Gather every line of the entries that includes the word "JSON".

** Opening PROVIDED DATA block **

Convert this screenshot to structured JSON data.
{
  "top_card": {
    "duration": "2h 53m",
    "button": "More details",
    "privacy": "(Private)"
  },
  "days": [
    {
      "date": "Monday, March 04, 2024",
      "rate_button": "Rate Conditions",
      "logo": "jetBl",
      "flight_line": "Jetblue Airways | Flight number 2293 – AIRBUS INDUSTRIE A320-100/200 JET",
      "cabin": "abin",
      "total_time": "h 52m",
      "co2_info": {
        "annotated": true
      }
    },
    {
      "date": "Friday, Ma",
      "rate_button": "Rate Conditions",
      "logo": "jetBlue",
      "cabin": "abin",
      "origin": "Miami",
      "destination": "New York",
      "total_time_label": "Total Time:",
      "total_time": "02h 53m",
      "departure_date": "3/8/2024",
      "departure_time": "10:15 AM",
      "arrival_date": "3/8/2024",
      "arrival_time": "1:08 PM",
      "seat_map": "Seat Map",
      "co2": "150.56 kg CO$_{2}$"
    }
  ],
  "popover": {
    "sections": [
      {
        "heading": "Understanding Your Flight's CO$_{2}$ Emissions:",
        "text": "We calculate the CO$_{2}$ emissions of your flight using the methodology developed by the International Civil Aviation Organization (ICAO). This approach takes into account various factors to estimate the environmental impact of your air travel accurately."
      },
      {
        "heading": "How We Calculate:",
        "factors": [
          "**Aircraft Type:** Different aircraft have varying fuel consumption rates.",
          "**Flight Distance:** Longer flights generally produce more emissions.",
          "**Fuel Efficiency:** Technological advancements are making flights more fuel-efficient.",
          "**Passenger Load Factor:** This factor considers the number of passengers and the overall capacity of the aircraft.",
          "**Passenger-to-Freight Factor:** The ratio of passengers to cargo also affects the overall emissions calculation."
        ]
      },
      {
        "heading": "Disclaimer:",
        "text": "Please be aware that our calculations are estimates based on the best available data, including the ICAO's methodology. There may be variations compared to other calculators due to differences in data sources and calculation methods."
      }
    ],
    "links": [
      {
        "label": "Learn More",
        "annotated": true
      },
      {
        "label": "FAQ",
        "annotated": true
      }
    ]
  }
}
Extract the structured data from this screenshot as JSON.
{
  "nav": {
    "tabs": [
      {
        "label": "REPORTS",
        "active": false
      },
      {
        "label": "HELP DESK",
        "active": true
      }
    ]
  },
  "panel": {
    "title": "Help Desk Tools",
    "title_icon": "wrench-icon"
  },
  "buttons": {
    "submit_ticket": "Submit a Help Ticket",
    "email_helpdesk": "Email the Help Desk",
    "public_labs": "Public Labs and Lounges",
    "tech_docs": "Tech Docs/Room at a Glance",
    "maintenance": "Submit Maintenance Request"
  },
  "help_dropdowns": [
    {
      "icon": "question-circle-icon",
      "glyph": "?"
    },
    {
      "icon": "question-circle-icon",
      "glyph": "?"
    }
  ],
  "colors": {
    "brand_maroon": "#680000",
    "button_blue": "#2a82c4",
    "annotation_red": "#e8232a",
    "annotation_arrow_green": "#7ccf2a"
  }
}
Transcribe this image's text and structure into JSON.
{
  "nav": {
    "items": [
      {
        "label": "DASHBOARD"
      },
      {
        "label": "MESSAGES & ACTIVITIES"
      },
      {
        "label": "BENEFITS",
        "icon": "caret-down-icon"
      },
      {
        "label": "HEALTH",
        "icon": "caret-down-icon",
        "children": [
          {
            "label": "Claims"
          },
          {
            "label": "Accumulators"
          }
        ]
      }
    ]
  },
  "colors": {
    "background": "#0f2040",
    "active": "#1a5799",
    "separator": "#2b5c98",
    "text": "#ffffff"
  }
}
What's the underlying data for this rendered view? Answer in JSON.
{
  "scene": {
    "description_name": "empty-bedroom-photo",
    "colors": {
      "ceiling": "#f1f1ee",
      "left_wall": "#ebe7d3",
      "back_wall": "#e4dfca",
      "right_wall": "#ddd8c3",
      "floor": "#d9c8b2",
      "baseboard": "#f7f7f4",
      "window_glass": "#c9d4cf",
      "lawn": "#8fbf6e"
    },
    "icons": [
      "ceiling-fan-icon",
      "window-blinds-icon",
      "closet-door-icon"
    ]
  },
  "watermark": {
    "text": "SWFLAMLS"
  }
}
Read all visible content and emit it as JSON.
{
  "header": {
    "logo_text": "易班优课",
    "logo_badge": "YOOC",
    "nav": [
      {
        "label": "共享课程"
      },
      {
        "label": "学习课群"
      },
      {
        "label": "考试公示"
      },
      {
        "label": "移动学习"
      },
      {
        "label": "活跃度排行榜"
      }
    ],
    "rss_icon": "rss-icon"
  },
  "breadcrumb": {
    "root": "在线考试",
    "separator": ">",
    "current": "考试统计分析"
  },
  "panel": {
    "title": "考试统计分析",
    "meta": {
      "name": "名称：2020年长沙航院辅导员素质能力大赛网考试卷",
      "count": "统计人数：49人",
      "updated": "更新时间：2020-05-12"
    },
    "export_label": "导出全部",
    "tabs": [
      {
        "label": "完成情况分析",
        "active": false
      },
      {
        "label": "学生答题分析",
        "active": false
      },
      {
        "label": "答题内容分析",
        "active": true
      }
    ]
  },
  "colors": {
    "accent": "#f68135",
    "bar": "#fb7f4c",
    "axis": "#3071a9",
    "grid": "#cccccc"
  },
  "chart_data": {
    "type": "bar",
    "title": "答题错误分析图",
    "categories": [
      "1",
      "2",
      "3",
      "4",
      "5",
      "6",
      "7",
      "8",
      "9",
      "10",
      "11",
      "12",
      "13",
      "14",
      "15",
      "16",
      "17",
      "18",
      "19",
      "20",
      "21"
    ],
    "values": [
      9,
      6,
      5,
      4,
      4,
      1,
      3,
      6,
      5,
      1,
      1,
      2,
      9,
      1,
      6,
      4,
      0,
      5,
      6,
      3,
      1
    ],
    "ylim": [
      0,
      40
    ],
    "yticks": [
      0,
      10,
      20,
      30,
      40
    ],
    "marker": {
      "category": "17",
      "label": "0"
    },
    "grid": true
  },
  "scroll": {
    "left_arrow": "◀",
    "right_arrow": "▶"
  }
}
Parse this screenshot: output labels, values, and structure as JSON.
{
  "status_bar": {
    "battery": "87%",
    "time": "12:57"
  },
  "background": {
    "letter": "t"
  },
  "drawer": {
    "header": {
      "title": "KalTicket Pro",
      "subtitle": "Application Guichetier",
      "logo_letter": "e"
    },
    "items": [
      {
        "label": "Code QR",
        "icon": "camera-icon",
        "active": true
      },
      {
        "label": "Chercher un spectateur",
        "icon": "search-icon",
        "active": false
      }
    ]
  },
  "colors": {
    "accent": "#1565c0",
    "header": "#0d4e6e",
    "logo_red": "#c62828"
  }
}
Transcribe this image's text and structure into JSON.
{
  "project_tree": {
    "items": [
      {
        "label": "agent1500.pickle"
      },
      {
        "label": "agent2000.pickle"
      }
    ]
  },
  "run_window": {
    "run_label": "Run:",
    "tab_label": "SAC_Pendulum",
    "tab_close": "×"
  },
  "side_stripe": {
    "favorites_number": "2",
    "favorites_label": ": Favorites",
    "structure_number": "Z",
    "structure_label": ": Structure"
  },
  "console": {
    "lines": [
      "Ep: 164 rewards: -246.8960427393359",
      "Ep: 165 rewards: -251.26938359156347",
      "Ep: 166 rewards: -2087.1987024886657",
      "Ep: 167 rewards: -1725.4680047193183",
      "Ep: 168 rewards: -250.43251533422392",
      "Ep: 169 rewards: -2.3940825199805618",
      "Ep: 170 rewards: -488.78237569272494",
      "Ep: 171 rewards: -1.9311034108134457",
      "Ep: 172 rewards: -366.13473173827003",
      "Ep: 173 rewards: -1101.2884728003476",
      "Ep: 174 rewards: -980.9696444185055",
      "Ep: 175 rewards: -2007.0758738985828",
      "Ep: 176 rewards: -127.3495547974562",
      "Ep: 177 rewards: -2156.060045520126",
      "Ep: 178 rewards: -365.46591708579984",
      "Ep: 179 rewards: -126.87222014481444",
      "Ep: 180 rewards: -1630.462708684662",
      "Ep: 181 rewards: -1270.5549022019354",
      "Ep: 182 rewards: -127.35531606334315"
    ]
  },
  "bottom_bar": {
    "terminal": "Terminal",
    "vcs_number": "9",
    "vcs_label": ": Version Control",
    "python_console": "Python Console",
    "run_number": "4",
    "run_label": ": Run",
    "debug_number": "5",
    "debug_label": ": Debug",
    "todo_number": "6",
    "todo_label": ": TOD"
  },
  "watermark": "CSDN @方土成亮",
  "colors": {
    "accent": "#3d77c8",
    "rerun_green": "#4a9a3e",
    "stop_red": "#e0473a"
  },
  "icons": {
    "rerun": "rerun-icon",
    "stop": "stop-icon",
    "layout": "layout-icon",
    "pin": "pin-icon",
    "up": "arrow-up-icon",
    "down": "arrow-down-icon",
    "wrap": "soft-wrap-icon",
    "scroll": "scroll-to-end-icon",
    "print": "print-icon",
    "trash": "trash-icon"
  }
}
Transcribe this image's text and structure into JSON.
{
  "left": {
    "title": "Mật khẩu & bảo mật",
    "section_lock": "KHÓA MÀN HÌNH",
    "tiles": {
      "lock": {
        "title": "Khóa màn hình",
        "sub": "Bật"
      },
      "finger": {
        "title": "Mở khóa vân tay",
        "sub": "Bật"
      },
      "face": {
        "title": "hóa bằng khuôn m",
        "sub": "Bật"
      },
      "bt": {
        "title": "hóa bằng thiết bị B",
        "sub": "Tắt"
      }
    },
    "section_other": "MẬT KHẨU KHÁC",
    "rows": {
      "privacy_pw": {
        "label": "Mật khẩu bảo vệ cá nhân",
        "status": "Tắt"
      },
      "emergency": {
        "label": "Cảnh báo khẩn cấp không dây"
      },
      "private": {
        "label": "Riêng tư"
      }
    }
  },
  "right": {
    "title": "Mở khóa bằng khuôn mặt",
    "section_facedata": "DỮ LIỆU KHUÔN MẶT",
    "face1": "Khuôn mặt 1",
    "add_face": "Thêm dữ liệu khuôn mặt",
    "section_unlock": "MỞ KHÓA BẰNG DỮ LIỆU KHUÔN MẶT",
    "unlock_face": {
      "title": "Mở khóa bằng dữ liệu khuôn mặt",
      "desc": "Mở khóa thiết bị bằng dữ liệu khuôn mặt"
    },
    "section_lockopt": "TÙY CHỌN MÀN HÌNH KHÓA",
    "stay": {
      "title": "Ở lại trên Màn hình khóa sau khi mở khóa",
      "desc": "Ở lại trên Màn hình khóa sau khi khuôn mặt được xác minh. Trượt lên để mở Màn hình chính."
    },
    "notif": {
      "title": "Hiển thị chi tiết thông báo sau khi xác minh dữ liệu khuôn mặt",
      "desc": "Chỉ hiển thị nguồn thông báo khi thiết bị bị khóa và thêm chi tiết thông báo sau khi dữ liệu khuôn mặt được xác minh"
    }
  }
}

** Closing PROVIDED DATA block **

#### OUTPUT BELOW
Convert this screenshot to structured JSON data.
Extract the structured data from this screenshot as JSON.
Transcribe this image's text and structure into JSON.
What's the underlying data for this rendered view? Answer in JSON.
Read all visible content and emit it as JSON.
Parse this screenshot: output labels, values, and structure as JSON.
Transcribe this image's text and structure into JSON.
Transcribe this image's text and structure into JSON.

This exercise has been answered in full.